Liz Blackburn went on last-minute shopping sprees before the end of each financial year, in an apparent attempt to make sure she claimed as close to maximum expenses as possible. David Clelland, who tried to block disclosure of MPs’ second-home spending, claimed for the cost of “buying out” his partner’s £45,000 stake in his London flat. Greg Knight, an MP with a collection of classic cars, claimed £2,600 in expenses for repair work on the driveway at his designated second home.

It also became routine for MPs to order goods such as televisions, furniture and household fittings for their house in the capital, but to have them delivered to their homes in their constituencies, sometimes hundreds of miles away.

How had all this come about? How had the “Mother of Parliaments” allowed itself to become a feeding trough for MPs?

Part of the reason goes back to the recession in the 1980s when it became politically unacceptable for MPs to vote themselves pay rises at a time when everyone else in the country was facing cuts in wages. A tacit agreement allowed MPs to claim some expenses as a way of making up for the fact that their salary was worth less than previously.
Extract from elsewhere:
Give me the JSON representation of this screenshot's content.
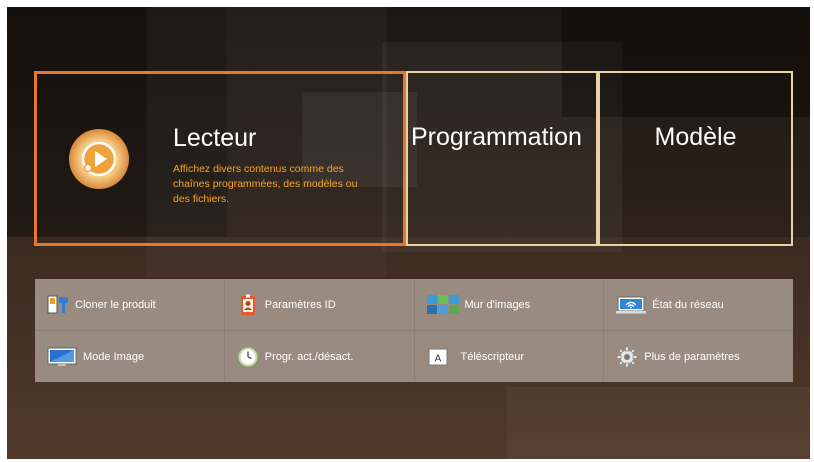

However, this quickly transformed into a system that allowed massive abuses to take place.

Documents produced by The Daily Telegraph show that the Parliamentary office that vets expenses colluded in some of the unusual arrangements being put forward by MPs. It also became clear that the Speaker of the House of Commons, Michael Martin, had approved many of the controversial claims and had attempted to head off attempts to reform the system of allowances. On 19 May, after failing to appease the House of Commons with an apology, he was forced to resign – the first time a Speaker has been forced from office since 1695.

By the end of the second week it was clear that there would have to be some kind of criminal inquiry, in addition to various investigations into ‘dubious’ claims. Sir Paul Stephenson, head of the Metropolitan Police and Britain’s most senior policeman, said he was prepared to begin criminal inquiries into alleged misuse of expenses.

“We will not back down where there is an obvious and clear need to investigate and people can be confident about that,” he said. It is known that last week Sir Paul held talks with Keir Starmer, the director of Public Prosecutions to assess whether criminal inquiries may be necessary. “I do not want to get drawn into party political battles,” he added, “But if there are matters that are brought to my attention that warrant investigation then rest assured we will investigate. We will not back away from our responsibilities.”

The revelations, for which The Daily Telegraph is thought to have paid several hundred thousand pounds, are only the latest to engulf the House of Commons. Last year it emerged that almost 180 MPs from all parties admitted that they employ relatives. They are facing demands to publish how much they pay them following a scandal when it was revealed that a senior Tory MP, Derek Conway, had claimed salaries for his children, even though they had done little or no work for him. He was forced to resign from his post.

Whatever happens now, it is clear that this affair is going to reverberate for the next few months. Already it has claimed some notable scalps, but many more are certain to follow and several promising political careers already lie in ruins. Saddest of all is the extent to which public confidence in politicians has been damaged. That will take years to repair.

*Nick Fielding is a British journalist and a former senior investigative reporter for the Sunday Times.